East introduced a new composting program this school year and is the first high school in the Shawnee Mission School District (SMSD) to begin a composting program. Although it’s the first high school to have a composting program, East follows 10 elementary schools who have already been composting their lunches for years. Through word of mouth and the initiative of parents, students and teachers, the schools have helped start their own composting programs in order to preserve the life around them.
Composting is the decaying of items into the earth that eventually provide minerals and nutrients needed for the surrounding plants, animals, soil and microorganisms. The average person creates four pounds of trash a day and it’s estimated by the U.S. Environmental Protection Agency that 80 percent of that trash could be recycled or composted.
In May of last year, East was awarded a $4500 grant through the Kansas Green Schools program to jump start a composting program. The Kansas Green Schools program, started in 2008, gives schools grants in the areas of waste, water quality and air and helps promote the conservation of the environment.

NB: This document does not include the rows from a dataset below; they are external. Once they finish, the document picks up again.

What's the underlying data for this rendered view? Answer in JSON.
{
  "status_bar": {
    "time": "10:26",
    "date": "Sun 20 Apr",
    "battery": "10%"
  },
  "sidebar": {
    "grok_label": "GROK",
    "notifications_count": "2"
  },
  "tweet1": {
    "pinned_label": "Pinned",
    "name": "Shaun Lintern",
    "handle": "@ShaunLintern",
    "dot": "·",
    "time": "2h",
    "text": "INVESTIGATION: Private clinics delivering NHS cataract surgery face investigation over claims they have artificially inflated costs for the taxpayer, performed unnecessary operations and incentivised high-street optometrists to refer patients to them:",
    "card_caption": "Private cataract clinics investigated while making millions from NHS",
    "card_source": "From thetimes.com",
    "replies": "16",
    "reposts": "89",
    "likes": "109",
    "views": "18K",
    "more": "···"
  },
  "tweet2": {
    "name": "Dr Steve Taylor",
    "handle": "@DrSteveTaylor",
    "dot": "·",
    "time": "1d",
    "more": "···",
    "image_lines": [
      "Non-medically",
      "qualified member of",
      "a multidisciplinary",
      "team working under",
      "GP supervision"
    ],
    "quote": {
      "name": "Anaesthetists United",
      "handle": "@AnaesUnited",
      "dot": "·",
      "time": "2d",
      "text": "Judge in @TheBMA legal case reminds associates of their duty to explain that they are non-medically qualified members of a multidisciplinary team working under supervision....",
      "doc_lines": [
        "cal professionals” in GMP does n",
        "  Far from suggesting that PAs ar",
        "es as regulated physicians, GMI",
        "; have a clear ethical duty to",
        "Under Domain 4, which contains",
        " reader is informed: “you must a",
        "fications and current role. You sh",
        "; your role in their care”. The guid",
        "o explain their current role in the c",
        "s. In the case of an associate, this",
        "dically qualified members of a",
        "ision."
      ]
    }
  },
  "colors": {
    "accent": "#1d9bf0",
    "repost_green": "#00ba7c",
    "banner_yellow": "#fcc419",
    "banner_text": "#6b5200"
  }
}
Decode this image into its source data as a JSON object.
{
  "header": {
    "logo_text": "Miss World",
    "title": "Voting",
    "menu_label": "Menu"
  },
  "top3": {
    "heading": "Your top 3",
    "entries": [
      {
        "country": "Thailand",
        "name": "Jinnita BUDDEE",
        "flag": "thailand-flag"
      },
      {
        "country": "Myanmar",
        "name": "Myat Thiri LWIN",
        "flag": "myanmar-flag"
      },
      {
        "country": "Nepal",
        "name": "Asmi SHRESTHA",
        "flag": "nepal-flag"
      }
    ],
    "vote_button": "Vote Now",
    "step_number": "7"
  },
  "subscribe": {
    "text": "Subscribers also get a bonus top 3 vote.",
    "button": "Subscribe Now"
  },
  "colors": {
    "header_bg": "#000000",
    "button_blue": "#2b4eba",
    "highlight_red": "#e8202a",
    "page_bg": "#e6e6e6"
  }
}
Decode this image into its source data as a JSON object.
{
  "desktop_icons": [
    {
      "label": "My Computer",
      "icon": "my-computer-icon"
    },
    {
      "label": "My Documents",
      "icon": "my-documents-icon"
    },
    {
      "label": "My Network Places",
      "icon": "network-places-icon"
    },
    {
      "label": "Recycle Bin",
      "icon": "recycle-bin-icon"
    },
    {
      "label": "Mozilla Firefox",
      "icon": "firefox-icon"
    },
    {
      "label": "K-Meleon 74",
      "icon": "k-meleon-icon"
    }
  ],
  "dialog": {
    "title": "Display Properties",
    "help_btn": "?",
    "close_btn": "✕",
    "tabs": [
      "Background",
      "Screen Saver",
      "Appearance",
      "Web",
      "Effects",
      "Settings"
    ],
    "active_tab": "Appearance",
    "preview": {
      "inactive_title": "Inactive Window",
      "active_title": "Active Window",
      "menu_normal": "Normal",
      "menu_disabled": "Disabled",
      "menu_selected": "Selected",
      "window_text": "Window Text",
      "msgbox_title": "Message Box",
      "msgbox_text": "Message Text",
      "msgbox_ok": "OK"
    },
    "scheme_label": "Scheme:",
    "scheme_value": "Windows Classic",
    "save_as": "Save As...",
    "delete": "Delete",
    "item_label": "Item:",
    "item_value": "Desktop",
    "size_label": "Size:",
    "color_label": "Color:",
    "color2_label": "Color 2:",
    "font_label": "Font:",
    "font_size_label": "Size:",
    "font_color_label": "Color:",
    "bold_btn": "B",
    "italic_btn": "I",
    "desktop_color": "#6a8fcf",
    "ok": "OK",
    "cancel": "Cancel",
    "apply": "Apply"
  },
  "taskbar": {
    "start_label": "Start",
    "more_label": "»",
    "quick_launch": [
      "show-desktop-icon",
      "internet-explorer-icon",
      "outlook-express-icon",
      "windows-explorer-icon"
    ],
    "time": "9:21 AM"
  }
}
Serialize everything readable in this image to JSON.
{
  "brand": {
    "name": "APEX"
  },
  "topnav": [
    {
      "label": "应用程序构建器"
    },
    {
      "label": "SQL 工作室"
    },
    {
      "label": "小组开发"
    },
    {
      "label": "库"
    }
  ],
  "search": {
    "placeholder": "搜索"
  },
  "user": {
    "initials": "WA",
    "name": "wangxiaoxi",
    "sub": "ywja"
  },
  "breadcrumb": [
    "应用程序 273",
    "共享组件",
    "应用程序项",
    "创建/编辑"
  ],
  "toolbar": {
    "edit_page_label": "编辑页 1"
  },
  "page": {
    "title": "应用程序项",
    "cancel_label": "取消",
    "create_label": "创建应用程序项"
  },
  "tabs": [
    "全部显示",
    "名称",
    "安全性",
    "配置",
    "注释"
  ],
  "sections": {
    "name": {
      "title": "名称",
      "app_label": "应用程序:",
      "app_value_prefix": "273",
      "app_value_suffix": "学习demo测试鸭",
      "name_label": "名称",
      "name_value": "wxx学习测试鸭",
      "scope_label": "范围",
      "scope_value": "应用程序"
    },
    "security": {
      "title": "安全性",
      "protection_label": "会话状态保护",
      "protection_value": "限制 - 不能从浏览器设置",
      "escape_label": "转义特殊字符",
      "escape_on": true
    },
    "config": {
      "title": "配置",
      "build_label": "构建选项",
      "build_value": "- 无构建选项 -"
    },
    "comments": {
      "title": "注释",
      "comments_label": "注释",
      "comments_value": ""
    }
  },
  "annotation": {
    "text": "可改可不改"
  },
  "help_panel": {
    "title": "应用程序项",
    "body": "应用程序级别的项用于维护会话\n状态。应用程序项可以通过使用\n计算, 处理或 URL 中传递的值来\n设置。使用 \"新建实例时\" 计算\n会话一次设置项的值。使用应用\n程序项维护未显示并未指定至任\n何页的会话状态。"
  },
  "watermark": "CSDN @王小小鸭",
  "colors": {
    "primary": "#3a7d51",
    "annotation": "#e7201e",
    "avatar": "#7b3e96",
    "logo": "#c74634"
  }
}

“We look at the impact their project will have on the students, school and community,” education specialist Rachel Wahle of the Kansas Association for Conservation and Environmental Education explained. “Also, a major factor is how environmental education is included into the project.”
As more grants from the Kansas Green Schools program were given out in the past years and the interest in bringing composting programs to more schools in SMSD grew. SMSD Energy Analyst Bruce Palmer noticed this and began creating an informal policy that would formalize and support the efforts of the schools’ composting programs. Going along with the policy SMSD passed in 2010 to save energy, money, resources and become a more sustainable school district, Palmer established a volunteer base program that would allow any school to compost given they possess desire to do so. The district would provide the compostable bags and the monthly pick up service. The leftover money the schools received from the Kansas Green Schools grant could be used instead for educational materials on the environment.
“There’s a certain sense where SMSD is kind of leading the way in the green school area in my opinion,” Palmer said.
Passionate about protecting the environment, sophomore Emily Perkins Rock wrote the grant that brought composting to East earlier last year. Perkins Rock was already familiar with composting through her family’s vermicompost, a form of composting that breaks down food waste using various worms. She heard about it through her mom who was writing a grant for her brother and sister at Prairie Elementary to bring composting to their school.
“I thought it would just be so much better for our school’s impact on the environment if we were to start composting as well,” Perkins Rock said.
In May, Perkins Rock received the news that she won a grant for East to start a composting program. Over the summer, she made a video explaining how the process of composting will work at East. The video was shown during assemblies at the beginning of the school year and explained that instead of the usual two bins, there are now four. Recycling, trash, composting and liquid bins are set up around the cafeteria with signs explaining what goes into that bin. During the first couple days of school, members of the Environmental Club stood by the trash cans helping the students figure out where to throw their trash away. However, after the club members stopped helping out the students, so did the composting.
“We are all still in high school so we don’t want to use part of our life to help other people compost, which of course translates to the rest of the student body not wanting to use their time to compost their own lunch,” Environmental Club president Ada Throckmorton explained.
Environmental Club advisor, teacher and sponsor of the grant Russell DeBey explained that by starting your clean up earlier and throwing your trash out throughout your lunch will help things go more smoothly and help with composting. The Environmental Club is considering making bigger signs so the process is easier explained.
“I think it’s important that we take care of what’s been given to us,” Perkins Rock said. “The Earth enables us to do so much and the least we can do is preserve what’s been given to us. We have to think of the future because our children and our children’s children will be living on the same Earth and if we destroy it now, we are going to leave them a mess for them to clean up.”